With nine plays and a busy life as an actress, director, dramaturge, certified addiction counselor and parent, Nattrass is a great example of how Fine Arts alumni can transform life experiences into art. Indeed, with Mamahood, she’s using her own story to reach out to other moms (and dads and grandparents) and deconstruct some prevailing motherhood myths.
“Parenting is really an individual experience: the only one who can define how you’re going to be as a mother is you,” she says. “We’re told it should look like a Pamper’s commercial — all the right outfits, everything is good — but that excludes a lot of moms. It’s okay to not have an ideal experience every day of the week . . . or at all. Whether you’re a co-parent, step-parent or foster parent, it’s all about accepting your own story.”

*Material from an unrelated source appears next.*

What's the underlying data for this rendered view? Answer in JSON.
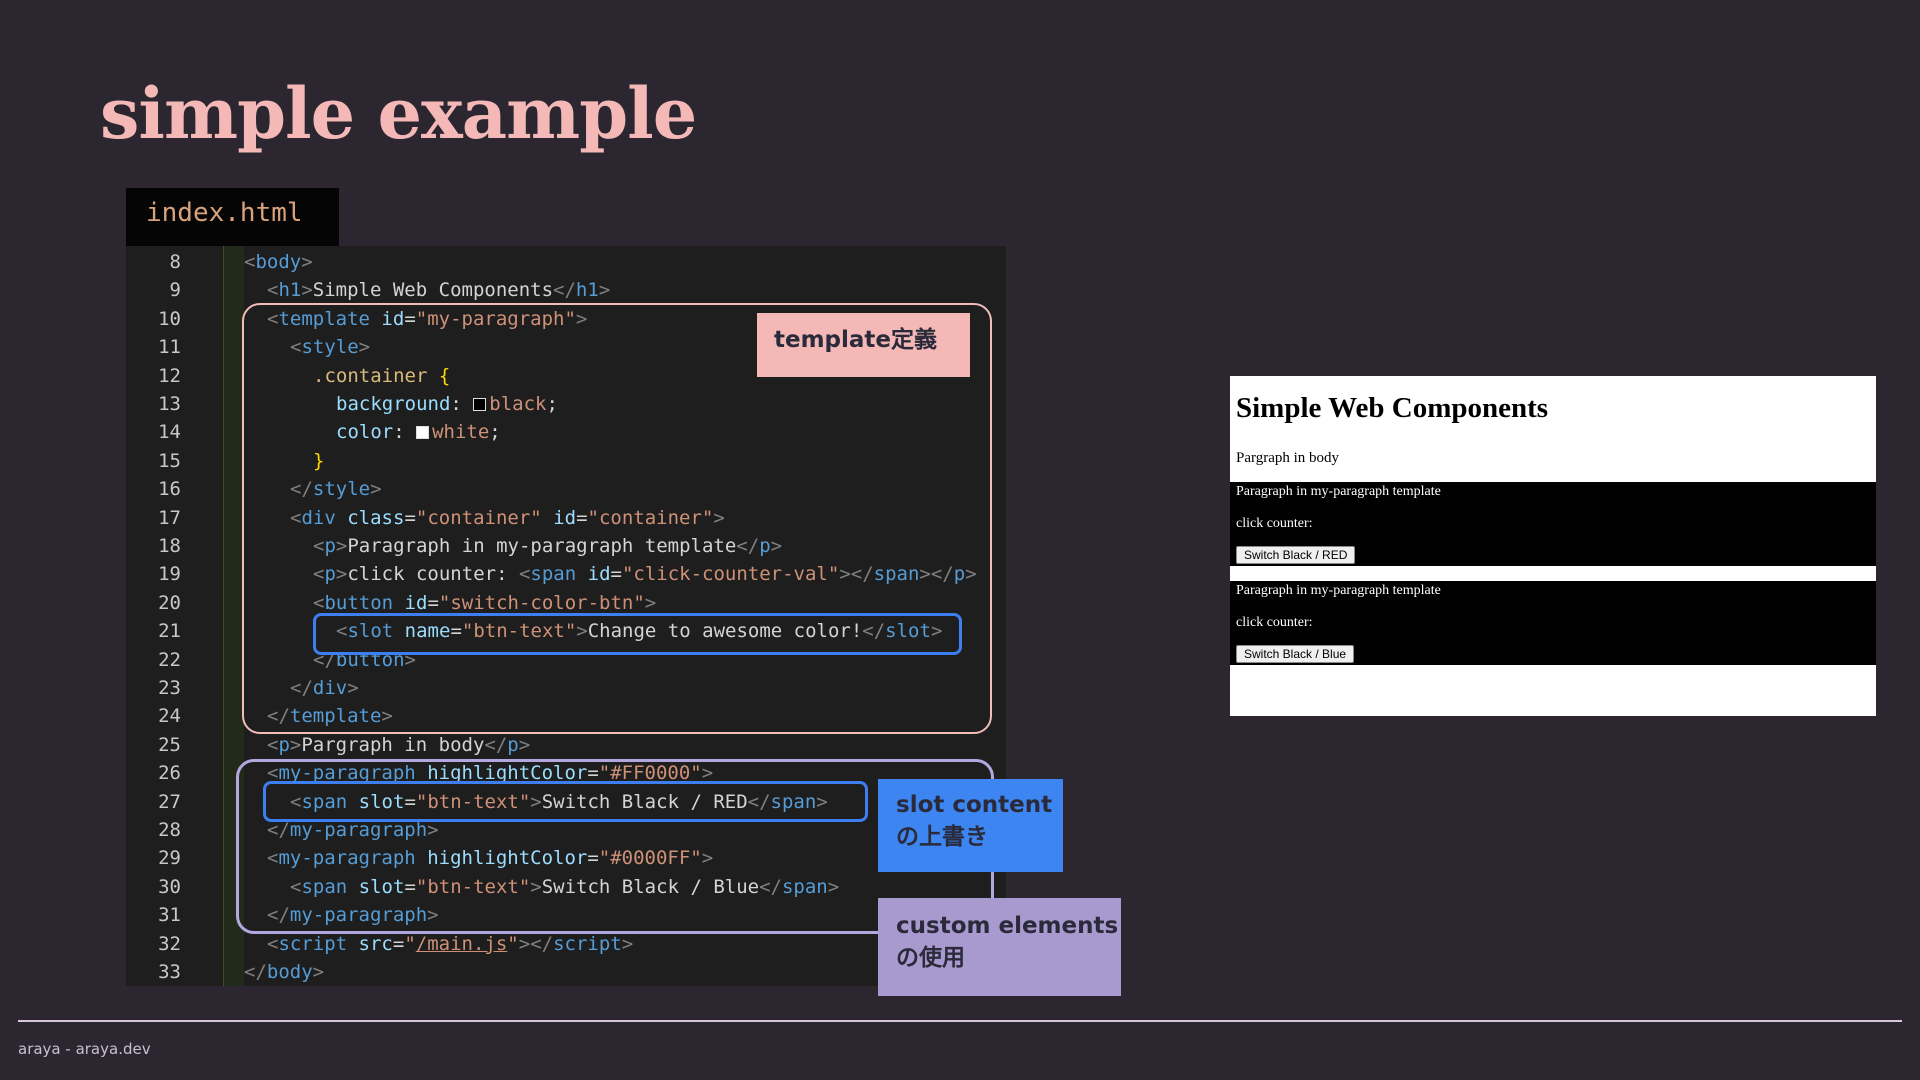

Like so many alumni, Nattrass birthed Mamahood through her fusion of teaching and creative practice. “I was asked to teach a course on ‘Mama Memoirs’ at Camosun College and I realized I hadn’t written down my own story yet,” she says. “There’s this romantic idea that we only write at perfect times — four hours with a latte at your favourite coffee shop — but the reality of motherhood is getting up at 4:30 in the morning when you’re exhausted from breast feeding and trying to get inspired.”
The realities of the birth experience
Nattrass also doesn’t hesitate to talk about postpartum realities in her play, which sets it apart from straight-up comedies like the Mom’s The Word series. “The postpartum experience can be anything from anxiety, fear and sleep deprivation to issues surrounding the pregnancy or birth itself.”
With that in mind, she makes a point of connecting with local birth educators and support networks wherever Mamahood tours — in Victoria, she’s working with Mothering Touch Centre — and builds that into the theatrical experience. “I always do a talkback session at the end of each show, so people can not only ask me questions but also connect with resources in their community.”
Not just for moms
Not that Mamahood is only for mothers. “The biggest surprise to me are the men’s reactions,” says Nattrass of her audiences that frequently include partners, grandparents, teenagers, doctors, midwives, nurses, doulas and dudelas. “The director isn’t a dad, and a lot of men who come to the show aren’t dads, but they’ve all been so supportive.” Nor is the play only for laughs. “I’ve had people come out who are dealing with issues other than parenting — like anxiety and depression — and they can really relate to the show, because it’s funny but it’s also talking about serious issues.”
The public is also invited to a free preshow lecture with UVic English professor Sheila Rabillard on “Motherhood Out Loud”, discussing the changing face of motherhood in theatre (7pm Friday, October 12).
Ultimately, Mamahood is a comedic story about her own journey . . . so far. “The core message is that motherhood is a rock ‘n roll ride,” she laughs. “My son is nine now and the ride is definitely not over! My whole journey really has been about bursting into light.”
Mamahood: Bursting into Light runs October 10 – 20, 2018 at UVic’s Phoenix Theatre. Tickets are $16 – $26 at 250-721-8000 or phoenixtheatres.ca. Note: there is also an October 9 preview, offering $8 tickets only after 5pm on the day-of the show.